▶ _ACTION ITEM_: Print out the data exactly, keeping every image out of it.

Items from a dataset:
*** Block opens ***

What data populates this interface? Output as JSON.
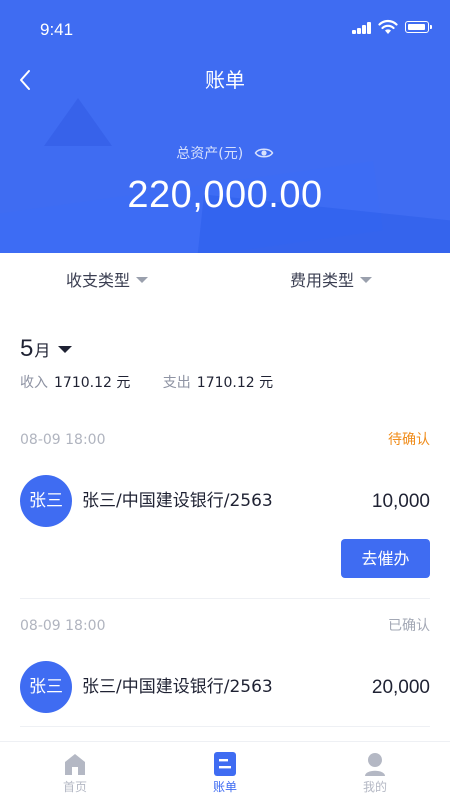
{
  "status_bar": {
    "time": "9:41"
  },
  "nav": {
    "title": "账单",
    "back_icon": "chevron-left-icon"
  },
  "assets": {
    "label": "总资产(元)",
    "value": "220,000.00",
    "visibility_icon": "eye-icon"
  },
  "filters": [
    {
      "label": "收支类型",
      "icon": "caret-down-icon"
    },
    {
      "label": "费用类型",
      "icon": "caret-down-icon"
    }
  ],
  "month": {
    "number": "5",
    "unit": "月",
    "income_label": "收入",
    "income_value": "1710.12 元",
    "expense_label": "支出",
    "expense_value": "1710.12 元"
  },
  "records": [
    {
      "time": "08-09 18:00",
      "status": "待确认",
      "status_color": "#f08c1a",
      "avatar": "张三",
      "name": "张三/中国建设银行/2563",
      "amount": "10,000",
      "action": "去催办"
    },
    {
      "time": "08-09 18:00",
      "status": "已确认",
      "status_color": "#a3a8b5",
      "avatar": "张三",
      "name": "张三/中国建设银行/2563",
      "amount": "20,000"
    }
  ],
  "tabs": [
    {
      "label": "首页",
      "icon": "home-icon",
      "active": false
    },
    {
      "label": "账单",
      "icon": "bill-icon",
      "active": true
    },
    {
      "label": "我的",
      "icon": "profile-icon",
      "active": false
    }
  ],
  "colors": {
    "primary": "#3f6cf2",
    "pending": "#f08c1a",
    "inactive": "#b4b8c4"
  }
}
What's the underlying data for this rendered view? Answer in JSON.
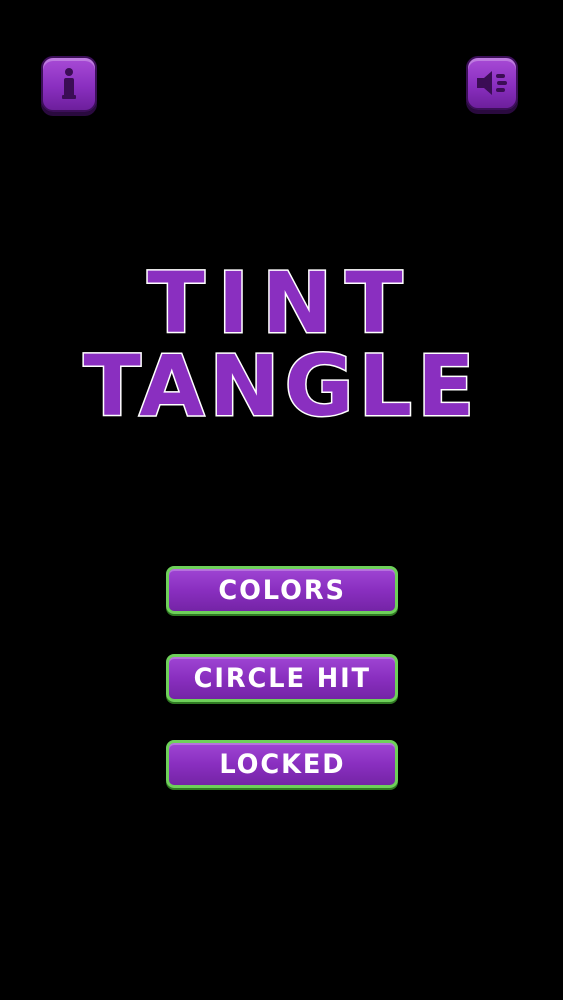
{
  "header": {
    "info_icon": "info-icon",
    "sound_icon": "speaker-icon"
  },
  "title": {
    "line1": "TINT",
    "line2": "TANGLE"
  },
  "menu": {
    "items": [
      {
        "label": "COLORS"
      },
      {
        "label": "CIRCLE HIT"
      },
      {
        "label": "LOCKED"
      }
    ]
  },
  "colors": {
    "background": "#000000",
    "button_purple": "#8a2fc0",
    "button_border_green": "#6ed05a",
    "title_fill": "#8a2fc0",
    "title_stroke": "#ffffff"
  }
}
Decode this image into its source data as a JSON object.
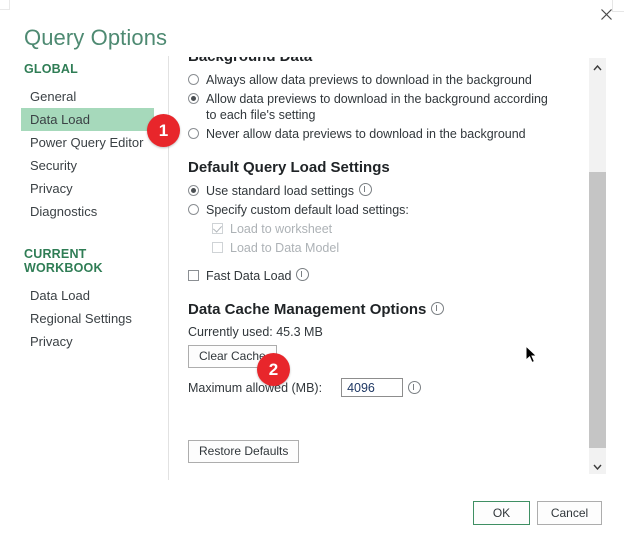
{
  "window": {
    "title": "Query Options",
    "close_icon": "close-icon"
  },
  "sidebar": {
    "groups": [
      {
        "title": "GLOBAL",
        "items": [
          {
            "label": "General",
            "selected": false
          },
          {
            "label": "Data Load",
            "selected": true
          },
          {
            "label": "Power Query Editor",
            "selected": false
          },
          {
            "label": "Security",
            "selected": false
          },
          {
            "label": "Privacy",
            "selected": false
          },
          {
            "label": "Diagnostics",
            "selected": false
          }
        ]
      },
      {
        "title": "CURRENT WORKBOOK",
        "items": [
          {
            "label": "Data Load",
            "selected": false
          },
          {
            "label": "Regional Settings",
            "selected": false
          },
          {
            "label": "Privacy",
            "selected": false
          }
        ]
      }
    ],
    "selected_highlight_color": "#a6d9bb",
    "group_title_color": "#2f7d55"
  },
  "content": {
    "background_data": {
      "heading": "Background Data",
      "options": [
        {
          "label": "Always allow data previews to download in the background",
          "checked": false
        },
        {
          "label": "Allow data previews to download in the background according to each file's setting",
          "checked": true
        },
        {
          "label": "Never allow data previews to download in the background",
          "checked": false
        }
      ]
    },
    "default_query_load_settings": {
      "heading": "Default Query Load Settings",
      "options": [
        {
          "label": "Use standard load settings",
          "checked": true,
          "info": true
        },
        {
          "label": "Specify custom default load settings:",
          "checked": false,
          "info": false
        }
      ],
      "sub_options": [
        {
          "label": "Load to worksheet",
          "checked": true,
          "disabled": true
        },
        {
          "label": "Load to Data Model",
          "checked": false,
          "disabled": true
        }
      ],
      "fast_data_load": {
        "label": "Fast Data Load",
        "checked": false,
        "info": true
      }
    },
    "data_cache": {
      "heading": "Data Cache Management Options",
      "heading_info": true,
      "currently_used": "Currently used: 45.3 MB",
      "clear_cache_label": "Clear Cache",
      "max_allowed_label": "Maximum allowed (MB):",
      "max_allowed_value": "4096",
      "max_allowed_info": true
    },
    "restore_defaults_label": "Restore Defaults"
  },
  "scrollbar": {
    "up_icon": "chevron-up-icon",
    "down_icon": "chevron-down-icon"
  },
  "footer": {
    "ok_label": "OK",
    "cancel_label": "Cancel",
    "ok_accent_color": "#3f8f63"
  },
  "annotations": [
    {
      "number": "1",
      "color": "#e8262b"
    },
    {
      "number": "2",
      "color": "#e8262b"
    }
  ]
}
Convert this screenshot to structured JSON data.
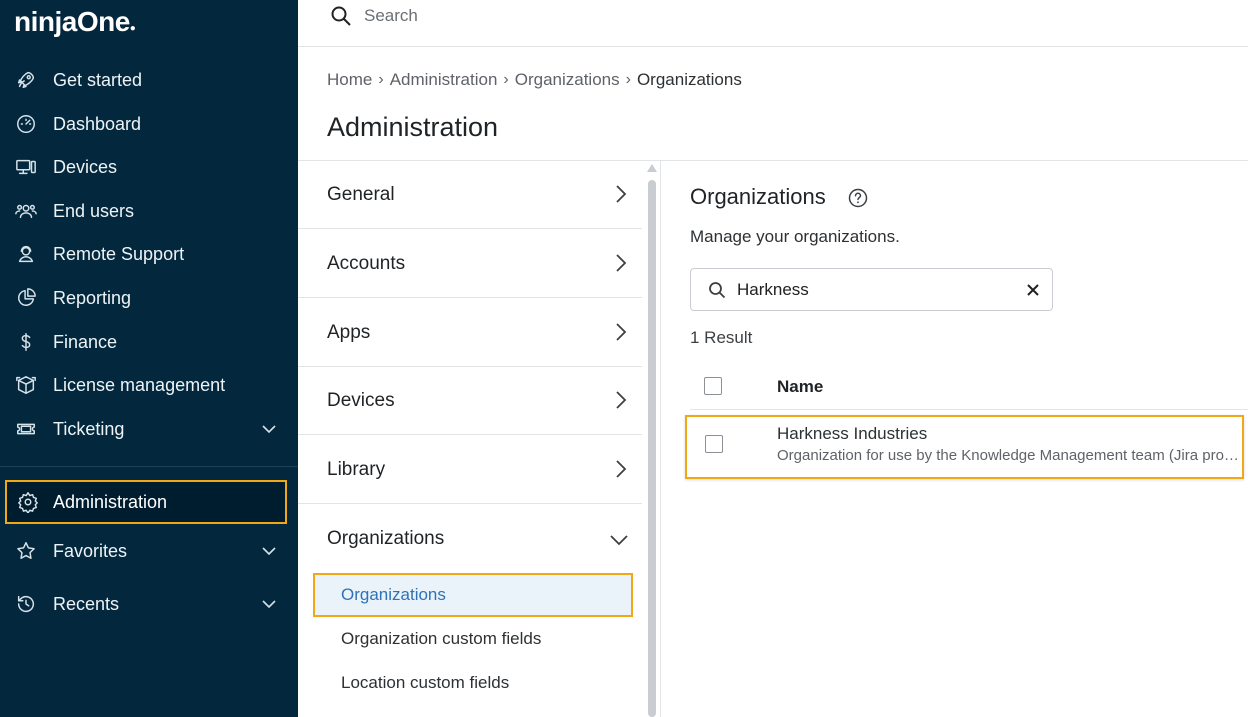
{
  "app": {
    "logo_text": "ninjaOne"
  },
  "sidebar": {
    "items": [
      {
        "label": "Get started",
        "icon": "rocket-icon"
      },
      {
        "label": "Dashboard",
        "icon": "gauge-icon"
      },
      {
        "label": "Devices",
        "icon": "devices-icon"
      },
      {
        "label": "End users",
        "icon": "users-icon"
      },
      {
        "label": "Remote Support",
        "icon": "headset-icon"
      },
      {
        "label": "Reporting",
        "icon": "pie-chart-icon"
      },
      {
        "label": "Finance",
        "icon": "dollar-icon"
      },
      {
        "label": "License management",
        "icon": "box-icon"
      },
      {
        "label": "Ticketing",
        "icon": "ticket-icon",
        "expandable": true
      }
    ],
    "active": {
      "label": "Administration",
      "icon": "gear-icon"
    },
    "bottom_items": [
      {
        "label": "Favorites",
        "icon": "star-icon",
        "expandable": true
      },
      {
        "label": "Recents",
        "icon": "history-icon",
        "expandable": true
      }
    ]
  },
  "topbar": {
    "search_placeholder": "Search"
  },
  "breadcrumb": [
    "Home",
    "Administration",
    "Organizations",
    "Organizations"
  ],
  "page": {
    "title": "Administration"
  },
  "menu": {
    "items": [
      "General",
      "Accounts",
      "Apps",
      "Devices",
      "Library"
    ],
    "open_section": "Organizations",
    "sub_items": {
      "active": "Organizations",
      "others": [
        "Organization custom fields",
        "Location custom fields"
      ]
    }
  },
  "content": {
    "title": "Organizations",
    "subtitle": "Manage your organizations.",
    "search_value": "Harkness",
    "result_count": "1 Result",
    "columns": [
      "Name"
    ],
    "rows": [
      {
        "name": "Harkness Industries",
        "description": "Organization for use by the Knowledge Management team (Jira project KMT)"
      }
    ]
  },
  "colors": {
    "sidebar_bg": "#03283e",
    "highlight": "#f2a814",
    "link": "#2f73b6"
  }
}
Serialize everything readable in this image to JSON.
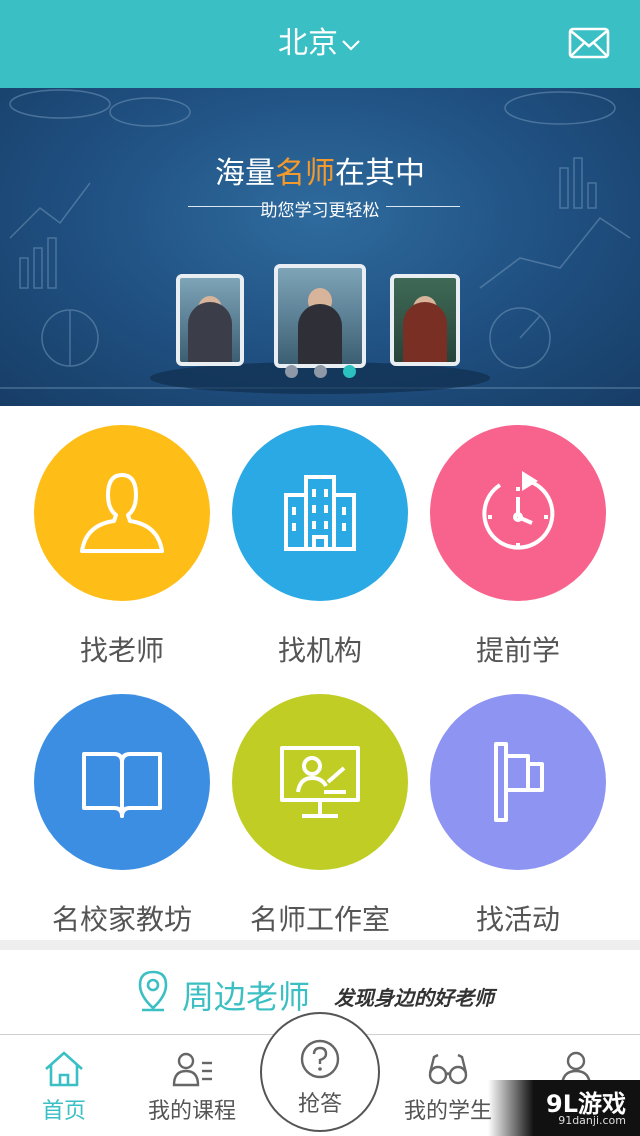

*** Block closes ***

▶ _TASK OUTPUT_:
What data populates this interface? Output as JSON.
{
  "status_bar": {
    "time": "9:41"
  },
  "nav": {
    "title": "账单",
    "back_icon": "chevron-left-icon"
  },
  "assets": {
    "label": "总资产(元)",
    "value": "220,000.00",
    "visibility_icon": "eye-icon"
  },
  "filters": [
    {
      "label": "收支类型",
      "icon": "caret-down-icon"
    },
    {
      "label": "费用类型",
      "icon": "caret-down-icon"
    }
  ],
  "month": {
    "number": "5",
    "unit": "月",
    "income_label": "收入",
    "income_value": "1710.12 元",
    "expense_label": "支出",
    "expense_value": "1710.12 元"
  },
  "records": [
    {
      "time": "08-09 18:00",
      "status": "待确认",
      "status_color": "#f08c1a",
      "avatar": "张三",
      "name": "张三/中国建设银行/2563",
      "amount": "10,000",
      "action": "去催办"
    },
    {
      "time": "08-09 18:00",
      "status": "已确认",
      "status_color": "#a3a8b5",
      "avatar": "张三",
      "name": "张三/中国建设银行/2563",
      "amount": "20,000"
    }
  ],
  "tabs": [
    {
      "label": "首页",
      "icon": "home-icon",
      "active": false
    },
    {
      "label": "账单",
      "icon": "bill-icon",
      "active": true
    },
    {
      "label": "我的",
      "icon": "profile-icon",
      "active": false
    }
  ],
  "colors": {
    "primary": "#3f6cf2",
    "pending": "#f08c1a",
    "inactive": "#b4b8c4"
  }
}
What's the underlying data for this rendered view? Answer in JSON.
{
  "header": {
    "info_icon": "info-icon",
    "sound_icon": "speaker-icon"
  },
  "title": {
    "line1": "TINT",
    "line2": "TANGLE"
  },
  "menu": {
    "items": [
      {
        "label": "COLORS"
      },
      {
        "label": "CIRCLE HIT"
      },
      {
        "label": "LOCKED"
      }
    ]
  },
  "colors": {
    "background": "#000000",
    "button_purple": "#8a2fc0",
    "button_border_green": "#6ed05a",
    "title_fill": "#8a2fc0",
    "title_stroke": "#ffffff"
  }
}
Decode this image into its source data as a JSON object.
{
  "window": {
    "title": "Query Options",
    "close_icon": "close-icon"
  },
  "sidebar": {
    "groups": [
      {
        "title": "GLOBAL",
        "items": [
          {
            "label": "General",
            "selected": false
          },
          {
            "label": "Data Load",
            "selected": true
          },
          {
            "label": "Power Query Editor",
            "selected": false
          },
          {
            "label": "Security",
            "selected": false
          },
          {
            "label": "Privacy",
            "selected": false
          },
          {
            "label": "Diagnostics",
            "selected": false
          }
        ]
      },
      {
        "title": "CURRENT WORKBOOK",
        "items": [
          {
            "label": "Data Load",
            "selected": false
          },
          {
            "label": "Regional Settings",
            "selected": false
          },
          {
            "label": "Privacy",
            "selected": false
          }
        ]
      }
    ],
    "selected_highlight_color": "#a6d9bb",
    "group_title_color": "#2f7d55"
  },
  "content": {
    "background_data": {
      "heading": "Background Data",
      "options": [
        {
          "label": "Always allow data previews to download in the background",
          "checked": false
        },
        {
          "label": "Allow data previews to download in the background according to each file's setting",
          "checked": true
        },
        {
          "label": "Never allow data previews to download in the background",
          "checked": false
        }
      ]
    },
    "default_query_load_settings": {
      "heading": "Default Query Load Settings",
      "options": [
        {
          "label": "Use standard load settings",
          "checked": true,
          "info": true
        },
        {
          "label": "Specify custom default load settings:",
          "checked": false,
          "info": false
        }
      ],
      "sub_options": [
        {
          "label": "Load to worksheet",
          "checked": true,
          "disabled": true
        },
        {
          "label": "Load to Data Model",
          "checked": false,
          "disabled": true
        }
      ],
      "fast_data_load": {
        "label": "Fast Data Load",
        "checked": false,
        "info": true
      }
    },
    "data_cache": {
      "heading": "Data Cache Management Options",
      "heading_info": true,
      "currently_used": "Currently used: 45.3 MB",
      "clear_cache_label": "Clear Cache",
      "max_allowed_label": "Maximum allowed (MB):",
      "max_allowed_value": "4096",
      "max_allowed_info": true
    },
    "restore_defaults_label": "Restore Defaults"
  },
  "scrollbar": {
    "up_icon": "chevron-up-icon",
    "down_icon": "chevron-down-icon"
  },
  "footer": {
    "ok_label": "OK",
    "cancel_label": "Cancel",
    "ok_accent_color": "#3f8f63"
  },
  "annotations": [
    {
      "number": "1",
      "color": "#e8262b"
    },
    {
      "number": "2",
      "color": "#e8262b"
    }
  ]
}
Convert this screenshot to structured JSON data.
{
  "app": {
    "logo_text": "ninjaOne"
  },
  "sidebar": {
    "items": [
      {
        "label": "Get started",
        "icon": "rocket-icon"
      },
      {
        "label": "Dashboard",
        "icon": "gauge-icon"
      },
      {
        "label": "Devices",
        "icon": "devices-icon"
      },
      {
        "label": "End users",
        "icon": "users-icon"
      },
      {
        "label": "Remote Support",
        "icon": "headset-icon"
      },
      {
        "label": "Reporting",
        "icon": "pie-chart-icon"
      },
      {
        "label": "Finance",
        "icon": "dollar-icon"
      },
      {
        "label": "License management",
        "icon": "box-icon"
      },
      {
        "label": "Ticketing",
        "icon": "ticket-icon",
        "expandable": true
      }
    ],
    "active": {
      "label": "Administration",
      "icon": "gear-icon"
    },
    "bottom_items": [
      {
        "label": "Favorites",
        "icon": "star-icon",
        "expandable": true
      },
      {
        "label": "Recents",
        "icon": "history-icon",
        "expandable": true
      }
    ]
  },
  "topbar": {
    "search_placeholder": "Search"
  },
  "breadcrumb": [
    "Home",
    "Administration",
    "Organizations",
    "Organizations"
  ],
  "page": {
    "title": "Administration"
  },
  "menu": {
    "items": [
      "General",
      "Accounts",
      "Apps",
      "Devices",
      "Library"
    ],
    "open_section": "Organizations",
    "sub_items": {
      "active": "Organizations",
      "others": [
        "Organization custom fields",
        "Location custom fields"
      ]
    }
  },
  "content": {
    "title": "Organizations",
    "subtitle": "Manage your organizations.",
    "search_value": "Harkness",
    "result_count": "1 Result",
    "columns": [
      "Name"
    ],
    "rows": [
      {
        "name": "Harkness Industries",
        "description": "Organization for use by the Knowledge Management team (Jira project KMT)"
      }
    ]
  },
  "colors": {
    "sidebar_bg": "#03283e",
    "highlight": "#f2a814",
    "link": "#2f73b6"
  }
}
Serialize everything readable in this image to JSON.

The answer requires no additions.